Unlike some other dances, quickstep figures do not match up with whole bars of music (a typical basic figure occupies one and a half bars). Also some steps are slower than others - with a "slow" taking twice as long as a "quick". However, the feet are still used alternately.

The simplest rhythm pattern is slow, quick, quick, slow with the simplest foot pattern for that being a step forwards or backwards followed by a chassé - ie a step to the side, a closing step and another step to the side. This pattern of four steps means that each figure begins on the same foot, right for the leader and left for the follower, and the leader's steps are not simply the same as the follower's at a different time.

A slow forwards step will be on the heel first. A backwards step has to be on the toe first. The 3 steps of a chassé (or a lock) will also be on the toes as anything else would be too slow and clumsy.

Forwards Basic (or Quarter Turn)

The leader steps forwards on the right foot (towards the wall, on the heel first) and then dances a left chassé (along the line of dance) - which is a step to the side on the left foot, a closing step with the right and another step to the side on the left foot (leaving the feet apart). The leader's initial step can be inline with partner but will be outside partner for subsequent repeats once the couple is moving.

The follower steps backwards on the left foot and then dances a right chassé - which is a step to the side on the right foot, a closing step with the left and another step to the side on the right foot (leaving the feet apart). Once the couple are moving, that backwards step will be very much under the body and will only work well if the follower remembers to keep looking to the left.

There will be a slight rotation to the right (no more than a quarter turn) across the steps of this figure, which alters how the direction of the last step in the chassé feels.

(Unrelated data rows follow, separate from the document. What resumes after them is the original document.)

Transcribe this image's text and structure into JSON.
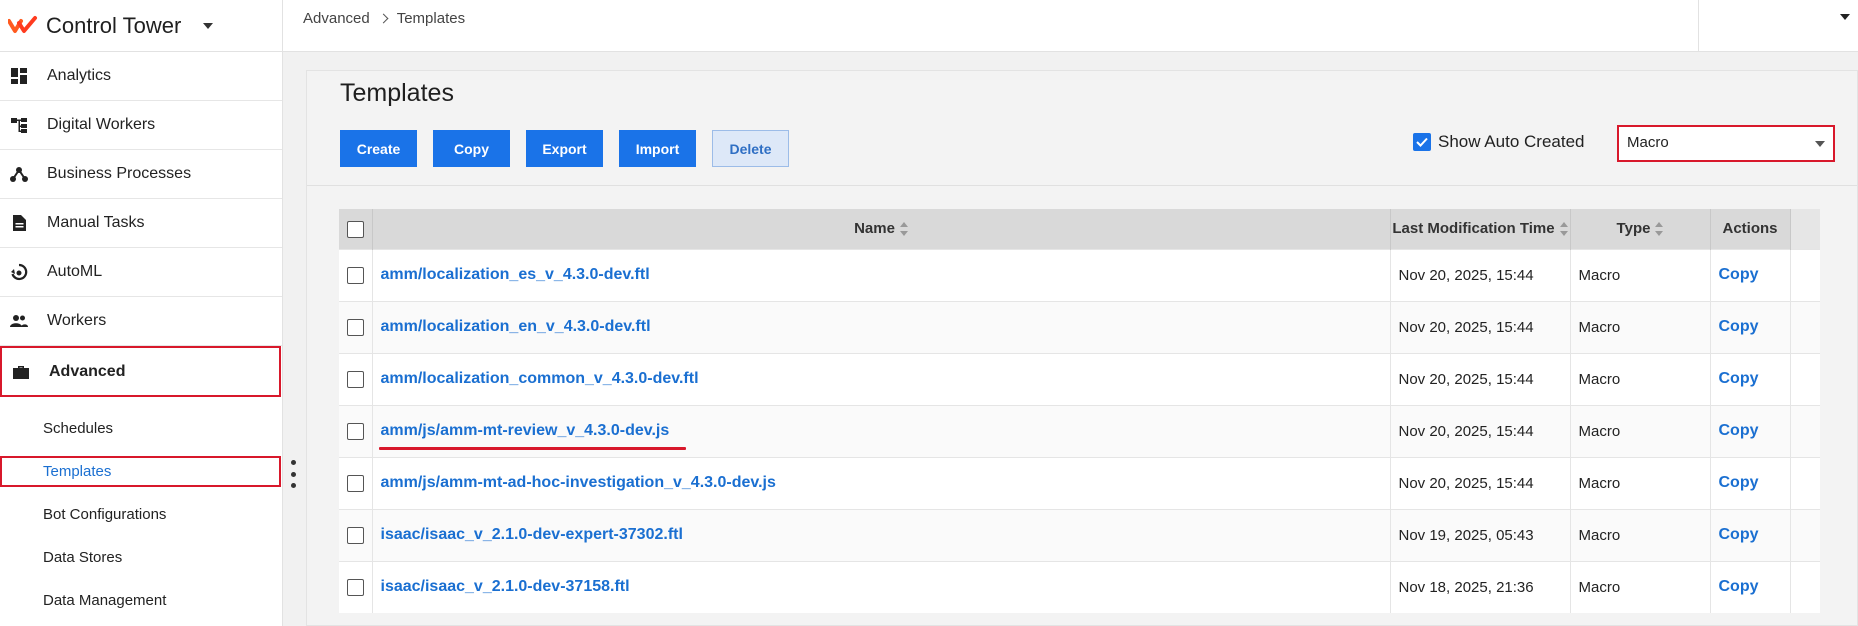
{
  "app": {
    "title": "Control Tower"
  },
  "breadcrumb": {
    "parent": "Advanced",
    "current": "Templates"
  },
  "sidebar": {
    "items": [
      {
        "label": "Analytics",
        "icon": "dashboard-icon"
      },
      {
        "label": "Digital Workers",
        "icon": "tree-icon"
      },
      {
        "label": "Business Processes",
        "icon": "process-icon"
      },
      {
        "label": "Manual Tasks",
        "icon": "document-icon"
      },
      {
        "label": "AutoML",
        "icon": "automl-icon"
      },
      {
        "label": "Workers",
        "icon": "people-icon"
      },
      {
        "label": "Advanced",
        "icon": "briefcase-icon"
      }
    ],
    "sub_items": [
      {
        "label": "Schedules"
      },
      {
        "label": "Templates"
      },
      {
        "label": "Bot Configurations"
      },
      {
        "label": "Data Stores"
      },
      {
        "label": "Data Management"
      }
    ]
  },
  "page": {
    "title": "Templates",
    "buttons": {
      "create": "Create",
      "copy": "Copy",
      "export": "Export",
      "import": "Import",
      "delete": "Delete"
    },
    "show_auto_created": {
      "label": "Show Auto Created",
      "checked": true
    },
    "type_filter": {
      "value": "Macro"
    }
  },
  "table": {
    "headers": {
      "name": "Name",
      "modified": "Last Modification Time",
      "type": "Type",
      "actions": "Actions"
    },
    "rows": [
      {
        "name": "amm/localization_es_v_4.3.0-dev.ftl",
        "modified": "Nov 20, 2025, 15:44",
        "type": "Macro",
        "action": "Copy"
      },
      {
        "name": "amm/localization_en_v_4.3.0-dev.ftl",
        "modified": "Nov 20, 2025, 15:44",
        "type": "Macro",
        "action": "Copy"
      },
      {
        "name": "amm/localization_common_v_4.3.0-dev.ftl",
        "modified": "Nov 20, 2025, 15:44",
        "type": "Macro",
        "action": "Copy"
      },
      {
        "name": "amm/js/amm-mt-review_v_4.3.0-dev.js",
        "modified": "Nov 20, 2025, 15:44",
        "type": "Macro",
        "action": "Copy"
      },
      {
        "name": "amm/js/amm-mt-ad-hoc-investigation_v_4.3.0-dev.js",
        "modified": "Nov 20, 2025, 15:44",
        "type": "Macro",
        "action": "Copy"
      },
      {
        "name": "isaac/isaac_v_2.1.0-dev-expert-37302.ftl",
        "modified": "Nov 19, 2025, 05:43",
        "type": "Macro",
        "action": "Copy"
      },
      {
        "name": "isaac/isaac_v_2.1.0-dev-37158.ftl",
        "modified": "Nov 18, 2025, 21:36",
        "type": "Macro",
        "action": "Copy"
      }
    ]
  },
  "colors": {
    "accent": "#1a73e8",
    "highlight": "#d8182b",
    "link": "#1a6fd1"
  }
}
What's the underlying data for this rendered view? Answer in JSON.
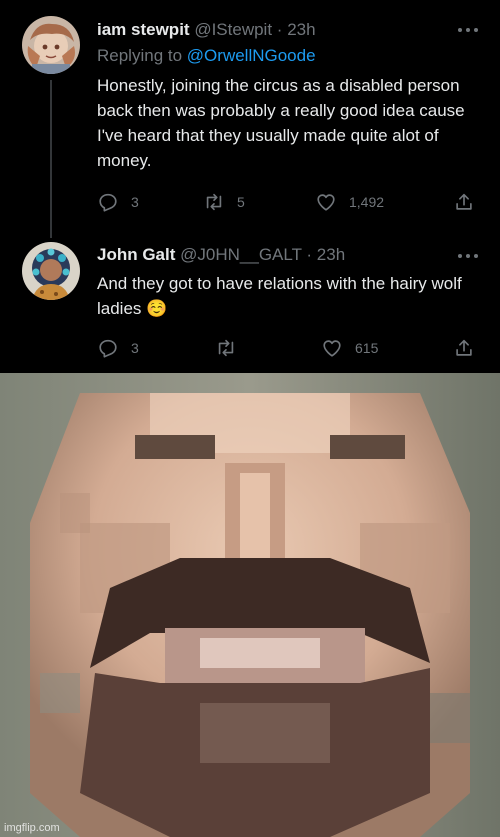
{
  "tweets": [
    {
      "name": "iam stewpit",
      "handle": "@IStewpit",
      "sep": "·",
      "time": "23h",
      "replying_prefix": "Replying to",
      "replying_to": "@OrwellNGoode",
      "text": "Honestly, joining the circus as a disabled person back then was probably a really good idea cause I've heard that they usually made quite alot of money.",
      "replies": "3",
      "retweets": "5",
      "likes": "1,492"
    },
    {
      "name": "John Galt",
      "handle": "@J0HN__GALT",
      "sep": "·",
      "time": "23h",
      "text": "And they got to have relations with the hairy wolf ladies ☺️",
      "replies": "3",
      "retweets": "",
      "likes": "615"
    }
  ],
  "colors": {
    "background": "#000000",
    "text": "#e7e9ea",
    "muted": "#71767b",
    "link": "#1d9bf0"
  },
  "icons": [
    "reply-icon",
    "retweet-icon",
    "like-icon",
    "share-icon",
    "more-icon"
  ],
  "watermark": "imgflip.com"
}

It also means that the forwards basic must be followed by a backwards figure.

Backwards Basic (or Progressive Chassé)

The leader steps backwards on the right foot (away from the wall) and then dances a left chassé (along the line of dance) - which is a step to the side on the left foot, a closing step with the right and another step to the side on the left foot (leaving the feet apart).

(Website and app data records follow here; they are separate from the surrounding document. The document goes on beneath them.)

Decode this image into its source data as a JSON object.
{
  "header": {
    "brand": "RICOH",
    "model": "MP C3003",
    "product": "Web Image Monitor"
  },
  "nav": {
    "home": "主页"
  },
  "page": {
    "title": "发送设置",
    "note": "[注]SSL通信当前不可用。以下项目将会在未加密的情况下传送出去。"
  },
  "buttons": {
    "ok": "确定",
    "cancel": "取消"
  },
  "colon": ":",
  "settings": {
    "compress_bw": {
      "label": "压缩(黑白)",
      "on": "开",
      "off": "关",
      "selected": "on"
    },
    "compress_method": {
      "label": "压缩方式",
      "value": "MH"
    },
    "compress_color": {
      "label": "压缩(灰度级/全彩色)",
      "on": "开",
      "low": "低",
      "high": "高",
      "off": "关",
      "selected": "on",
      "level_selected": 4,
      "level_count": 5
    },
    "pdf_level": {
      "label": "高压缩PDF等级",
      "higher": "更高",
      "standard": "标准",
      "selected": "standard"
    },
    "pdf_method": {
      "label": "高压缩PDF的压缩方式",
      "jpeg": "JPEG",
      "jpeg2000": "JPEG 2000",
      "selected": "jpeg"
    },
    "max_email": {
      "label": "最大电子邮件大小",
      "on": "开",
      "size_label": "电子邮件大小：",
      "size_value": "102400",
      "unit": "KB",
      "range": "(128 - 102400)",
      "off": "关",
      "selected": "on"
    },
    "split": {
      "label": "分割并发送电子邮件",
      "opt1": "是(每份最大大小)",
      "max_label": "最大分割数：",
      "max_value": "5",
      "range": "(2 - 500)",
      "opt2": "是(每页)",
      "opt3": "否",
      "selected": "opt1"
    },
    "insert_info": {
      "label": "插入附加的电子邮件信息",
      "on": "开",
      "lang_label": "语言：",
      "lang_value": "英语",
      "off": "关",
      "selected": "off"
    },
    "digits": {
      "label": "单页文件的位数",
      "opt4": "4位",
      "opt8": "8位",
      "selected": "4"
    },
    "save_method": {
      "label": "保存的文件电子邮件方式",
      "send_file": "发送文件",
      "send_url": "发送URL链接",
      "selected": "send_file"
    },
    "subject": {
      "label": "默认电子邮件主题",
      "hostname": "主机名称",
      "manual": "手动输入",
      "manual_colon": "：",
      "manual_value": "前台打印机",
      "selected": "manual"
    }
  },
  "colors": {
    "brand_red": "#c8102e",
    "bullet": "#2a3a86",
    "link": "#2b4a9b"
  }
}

The follower steps forwards on the left foot (on the heel first) and then dances a right chassé - which is a step to the side on the right foot, a closing step with the left and another step to the side on the right foot (leaving the feet apart). The follower's initial step will always be inline with partner.

There will be a slight rotation to the left (no more than a quarter turn) across the steps of this figure, which alters how the direction of the last step in the chassé feels. It also means that the backwards basic must be followed by a forwards figure.

Forward Lock

This is slightly more difficult than the most basic pair of figures above. Rhythmically and in terms of foot alternation the lock component is directly equivalent to a chassé and is typically preceded by the same kind of slow step. However, the footwork is harder to do and needs to keep going in the same direction rather than getting stuck or twisting weirdly midway.

The leader steps forwards on the right foot (diagonally towards the wall, outside partner), forwards again on the left foot, tucks/crosses the right foot closely behind the left foot (without twisting) and steps forwards once more on the left foot.

The follower steps backwards on the left foot backwards again on the right foot, tucks/crosses the left foot closely in front of the right foot (without twisting) and steps back once more on the right foot.

The consistent forwards (or backwards) motion of the lock means that this figure must be followed by another starting in the same direction.


Beginners Easy Quickstep

A repeating set of 2 basics:

Beginners Harder Quickstep

A repeating set of 3 figures: